Why has there not been a Hollywood movie that seriously tackles climate change?
Spotlight (2015) star Mark Ruffalo, one of Tinseltown's most ardent environmental activists, thinks it is because the issue has not reached a cultural tipping point.
But it is only a matter of time, says the 48-year-old, who also believes celebrity activists such as himself and Oscar-winner Leonardo DiCaprio have also been growing more vocal about such issues despite efforts to silence them.
Speaking to The Straits Times in New York, where he was promoting the magic caper Now You See Me 2, Ruffalo - a respected dramatic actor and star of films such as last year's Best Picture Oscar winner Spotlight, reveals that there are not many movie scripts about climate change despite it being a hot-button topic.
"There hasn't been one yet like The Kids Are All Right was to gay marriage or Spotlight to journalism," he says of two of his best-known films.
Spotlight, about the Boston Globe newspaper's expose on the cover-up of child molestation in the local Catholic Church, earned Ruffalo a nomination for Best Supporting Actor. Also acclaimed was The Kids Are All Right (2010), a movie about a lesbian couple whose child seeks out his biological father, which netted him a nomination in the same category.
"But I also think that those kinds of movies, they don't just come out on their own - the culture's got to be ready for it. We have to be at the fever pitch of a conversation and then, boom, they sort of happen. I don't think we're quite there yet with the conversation on climate change, although it's starting to break free a little bit now."
The star himself, who also played the Hulk/Bruce Banner in The Avengers (2012) and Avengers: Age Of Ultron (2015), has not always been so passionate about such causes.

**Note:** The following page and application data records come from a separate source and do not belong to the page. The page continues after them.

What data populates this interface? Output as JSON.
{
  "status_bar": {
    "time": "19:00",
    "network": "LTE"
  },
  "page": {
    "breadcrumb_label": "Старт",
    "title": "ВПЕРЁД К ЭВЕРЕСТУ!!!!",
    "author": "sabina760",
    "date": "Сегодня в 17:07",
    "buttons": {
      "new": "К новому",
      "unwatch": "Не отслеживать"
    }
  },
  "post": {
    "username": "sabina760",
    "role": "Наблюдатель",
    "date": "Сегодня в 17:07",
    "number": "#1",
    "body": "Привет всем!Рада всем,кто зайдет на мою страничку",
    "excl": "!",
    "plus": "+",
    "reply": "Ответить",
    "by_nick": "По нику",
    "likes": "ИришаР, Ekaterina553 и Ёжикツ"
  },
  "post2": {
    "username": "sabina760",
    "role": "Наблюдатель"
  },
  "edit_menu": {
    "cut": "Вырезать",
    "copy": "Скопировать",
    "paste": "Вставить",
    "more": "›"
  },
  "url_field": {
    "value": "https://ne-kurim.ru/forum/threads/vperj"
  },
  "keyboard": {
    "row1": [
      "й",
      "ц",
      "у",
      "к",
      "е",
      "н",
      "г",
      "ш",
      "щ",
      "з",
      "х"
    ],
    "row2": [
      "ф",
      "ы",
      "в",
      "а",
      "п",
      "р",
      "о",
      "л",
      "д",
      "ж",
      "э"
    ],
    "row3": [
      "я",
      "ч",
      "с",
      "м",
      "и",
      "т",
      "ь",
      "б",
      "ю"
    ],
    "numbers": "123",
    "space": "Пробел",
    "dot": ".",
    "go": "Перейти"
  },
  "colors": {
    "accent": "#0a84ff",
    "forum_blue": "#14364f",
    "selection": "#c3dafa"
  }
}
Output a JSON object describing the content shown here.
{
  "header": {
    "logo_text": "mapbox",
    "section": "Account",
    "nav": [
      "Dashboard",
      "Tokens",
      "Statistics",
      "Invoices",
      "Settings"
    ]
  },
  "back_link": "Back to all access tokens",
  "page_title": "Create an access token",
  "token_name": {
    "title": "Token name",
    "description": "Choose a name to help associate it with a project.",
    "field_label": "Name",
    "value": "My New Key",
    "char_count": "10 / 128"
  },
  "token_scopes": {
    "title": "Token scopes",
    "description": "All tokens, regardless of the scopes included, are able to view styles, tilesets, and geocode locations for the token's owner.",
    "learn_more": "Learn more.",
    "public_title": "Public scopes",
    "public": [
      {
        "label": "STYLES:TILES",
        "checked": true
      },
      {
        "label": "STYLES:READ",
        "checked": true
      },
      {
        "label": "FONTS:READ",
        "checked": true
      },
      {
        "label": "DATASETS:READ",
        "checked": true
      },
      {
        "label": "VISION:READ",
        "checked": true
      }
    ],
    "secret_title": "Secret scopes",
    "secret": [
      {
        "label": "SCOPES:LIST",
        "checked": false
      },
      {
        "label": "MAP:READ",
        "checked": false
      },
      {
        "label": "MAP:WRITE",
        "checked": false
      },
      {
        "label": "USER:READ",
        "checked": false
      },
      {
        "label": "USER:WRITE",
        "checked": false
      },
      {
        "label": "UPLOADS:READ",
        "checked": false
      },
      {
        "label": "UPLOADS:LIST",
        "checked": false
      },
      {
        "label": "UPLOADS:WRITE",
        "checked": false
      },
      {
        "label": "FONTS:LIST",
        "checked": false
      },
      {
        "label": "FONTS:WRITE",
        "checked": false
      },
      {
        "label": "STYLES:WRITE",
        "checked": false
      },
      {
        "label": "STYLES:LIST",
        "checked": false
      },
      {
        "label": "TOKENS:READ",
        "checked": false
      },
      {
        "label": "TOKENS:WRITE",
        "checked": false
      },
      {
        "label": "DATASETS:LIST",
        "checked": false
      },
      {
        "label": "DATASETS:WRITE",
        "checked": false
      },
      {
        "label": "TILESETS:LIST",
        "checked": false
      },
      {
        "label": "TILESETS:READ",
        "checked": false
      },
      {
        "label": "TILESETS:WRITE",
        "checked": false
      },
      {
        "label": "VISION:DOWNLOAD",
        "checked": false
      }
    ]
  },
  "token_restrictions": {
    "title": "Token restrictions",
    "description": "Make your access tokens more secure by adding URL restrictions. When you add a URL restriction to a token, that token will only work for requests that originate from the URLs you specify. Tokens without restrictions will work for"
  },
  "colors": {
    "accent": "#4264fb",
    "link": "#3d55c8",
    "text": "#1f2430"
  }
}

This changed when gas companies began looking into fracking - a controversial method of extracting gas and oil from shale rock - on his family's land in New York state eight years ago, prompting him to look into the risks involved, and become the first celebrity spokesman for the anti-fracking movement in the United States.
He speaks out on this and other causes because of his three children, aged eight to 15, with his wife actress Sunrise Coigney, 43.
"And then I was living in a place where they were going to do hydro-fracking. I could have left, I could've just protected that one area - they offered to just take that one area off the table and do everywhere else.
"But then your morality comes into question - who are you as a person, what are your beliefs and do your beliefs line up with your actions."
He eventually realised he had to speak up. "I wanted to run away from activism - that was my first reaction. But then I just didn't feel good about myself. I catch s*** from people, but I also don't think what I'm saying is that extreme. Most people agree with it," says Ruffalo - although he has also espoused certain fringe beliefs, including conspiracy theories about the real culprits behind the Sept 11, 2001 terror attacks and the current Zika virus outbreak.
He says the activism has also made him a better actor "because it brings me closer to people's struggles and what is great storytelling other than exploring one struggle or another? And what is a great actor or artist other than someone who knows what's happening in the time that they're living and knows it in a really experiential way?"
Being thrown into the middle of a conflict over such issues "is where the growth is - as an artist, as a human being, as a citizen."
Ruffalo believes his career has so far not suffered from his activism, although he jokes that maybe it is why the Hulk was not included in Marvel's latest film, Captain America: Civil War (2016). "That's the beginning."
Maybe a career backlash will happen at some point, but "I'd have to be incredibly unpopular for people to decide to stop watching the movies I'm in. That's all they care about at the end of the day in Hollywood - ticket sales".
And while certain celebrity activists have been criticised for their stances, he thinks it does help a cause if more famous people are on board.
"DiCaprio's reach in the world is greater than any politician when you look at the social media reach he has compared to the United Nations or The New York Times."
But he adds that there has been a sustained effort to smear artists over the years. "Starting after the Vietnam War (which ended in 1975), there has been a concerted effort to discredit artists as scumbags, as morally impaired, as being unreliable or having no credibility.
"But people are breaking free of that now, they're starting with baby steps, but I see it everywhere, actors are becoming much more socially involved.
"Once artists find their voice, they have the credibility, they're not beholden to any interests. I think people are becoming emboldened."